I have never really bought into the idea that the Irish Revolution was some radical project hijacked by conservatives. Ireland for the most part was made up of conservative Catholic rural dwellers and SF wasn't a radical party instead it was wide coalition built around the Irish Question rather than any real social vision. I don't think it could have gone as far as some of the posters on this thread wished it had done.
Like McCann you get your facts and analysis from, the Komrades on the ' mainland ' I suppose Which is it, the Communist Party of Britain, Millitant or whichever bunch of Trots/crackpots ???

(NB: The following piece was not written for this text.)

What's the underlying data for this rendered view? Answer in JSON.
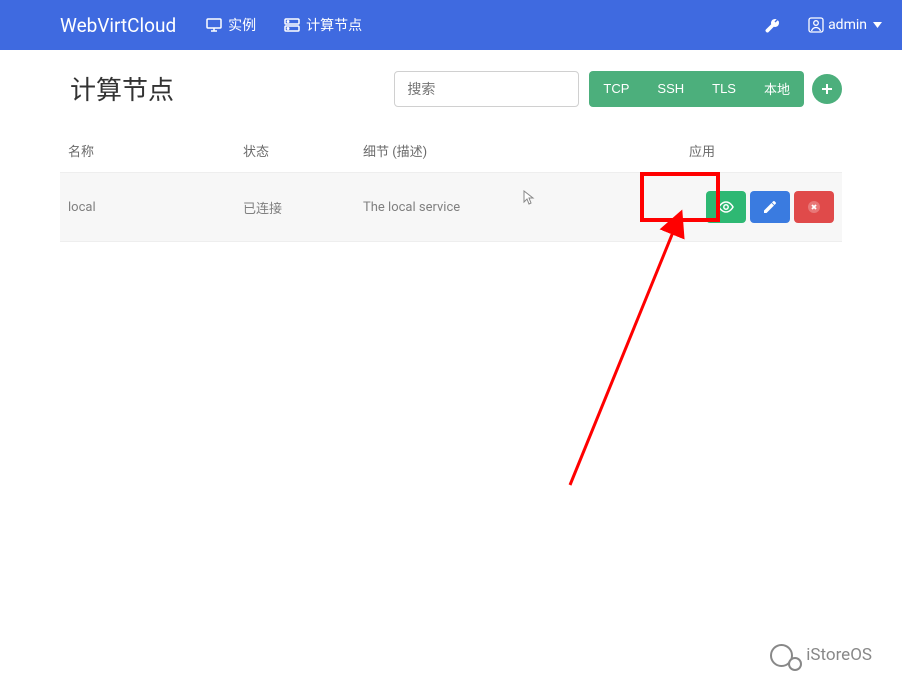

Unfortunately this is the starting point of a lot of the critique that is offerred for why stuff does not work in the institutional state.
I mean China has an urbanized peasantry, and it achieved 8% growth rates for over two decades.
To be honest O'Faolain's "urbanized peasantry" jibe is rooted in a lot of the failed intellectual constructs that cause the problem. The Jesuit educated lazybots who decry the peasantry or even an urbanized peasantry for being a disappointment whilst they themselves sit on their arses.
The strange thing is that the critique itself is loaded up with the sort of contempt that is undermining any form of societal harmony, and is straight out of gombeenism.
We need to go above this also. We need to go above the various absurd roadmaps provided which only ensure a continued espression of state unaccountability, power, and institutionalized privelege.